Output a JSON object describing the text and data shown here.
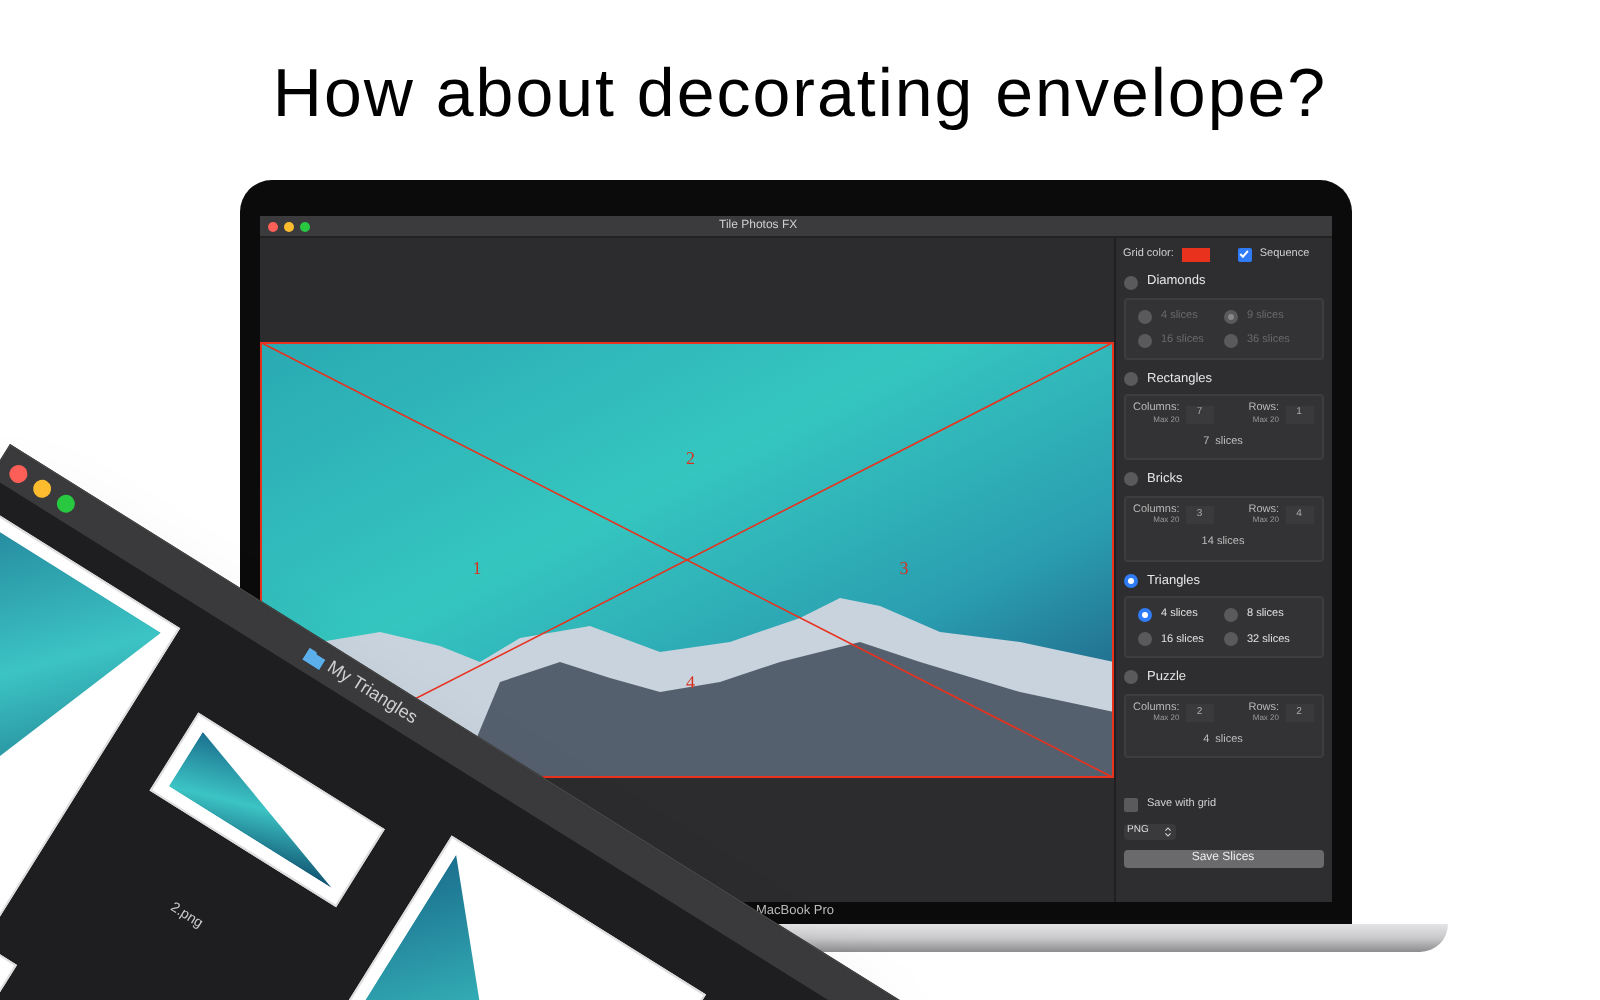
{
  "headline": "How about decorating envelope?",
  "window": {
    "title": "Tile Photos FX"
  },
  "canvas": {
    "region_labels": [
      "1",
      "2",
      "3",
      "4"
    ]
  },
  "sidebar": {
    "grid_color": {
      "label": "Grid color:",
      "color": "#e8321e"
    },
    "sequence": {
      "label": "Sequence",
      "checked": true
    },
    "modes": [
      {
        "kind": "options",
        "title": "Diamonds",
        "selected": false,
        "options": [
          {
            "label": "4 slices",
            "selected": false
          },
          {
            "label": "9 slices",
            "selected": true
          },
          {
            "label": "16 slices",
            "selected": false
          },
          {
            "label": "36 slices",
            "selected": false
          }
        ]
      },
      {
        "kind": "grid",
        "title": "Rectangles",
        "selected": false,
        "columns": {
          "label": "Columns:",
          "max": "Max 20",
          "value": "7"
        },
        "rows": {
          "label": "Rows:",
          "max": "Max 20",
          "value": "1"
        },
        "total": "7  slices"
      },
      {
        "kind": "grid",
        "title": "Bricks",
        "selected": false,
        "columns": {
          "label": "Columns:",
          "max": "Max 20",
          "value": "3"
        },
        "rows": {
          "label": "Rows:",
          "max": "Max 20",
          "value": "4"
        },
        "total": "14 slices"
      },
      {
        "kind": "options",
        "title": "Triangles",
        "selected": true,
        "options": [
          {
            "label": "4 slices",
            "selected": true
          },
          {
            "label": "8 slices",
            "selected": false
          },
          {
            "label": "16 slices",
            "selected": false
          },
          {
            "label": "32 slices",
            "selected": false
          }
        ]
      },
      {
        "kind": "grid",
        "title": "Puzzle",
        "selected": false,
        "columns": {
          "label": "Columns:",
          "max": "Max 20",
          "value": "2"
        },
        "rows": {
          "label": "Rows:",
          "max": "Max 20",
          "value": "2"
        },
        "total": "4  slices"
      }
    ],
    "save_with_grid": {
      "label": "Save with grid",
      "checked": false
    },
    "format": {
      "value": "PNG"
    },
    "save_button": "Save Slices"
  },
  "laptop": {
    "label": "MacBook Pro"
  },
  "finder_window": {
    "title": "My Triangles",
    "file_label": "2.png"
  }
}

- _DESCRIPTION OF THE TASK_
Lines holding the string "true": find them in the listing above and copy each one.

- _WRITTEN RESPONSE_
      "checked": true
            "selected": true
        "selected": true,
            "selected": true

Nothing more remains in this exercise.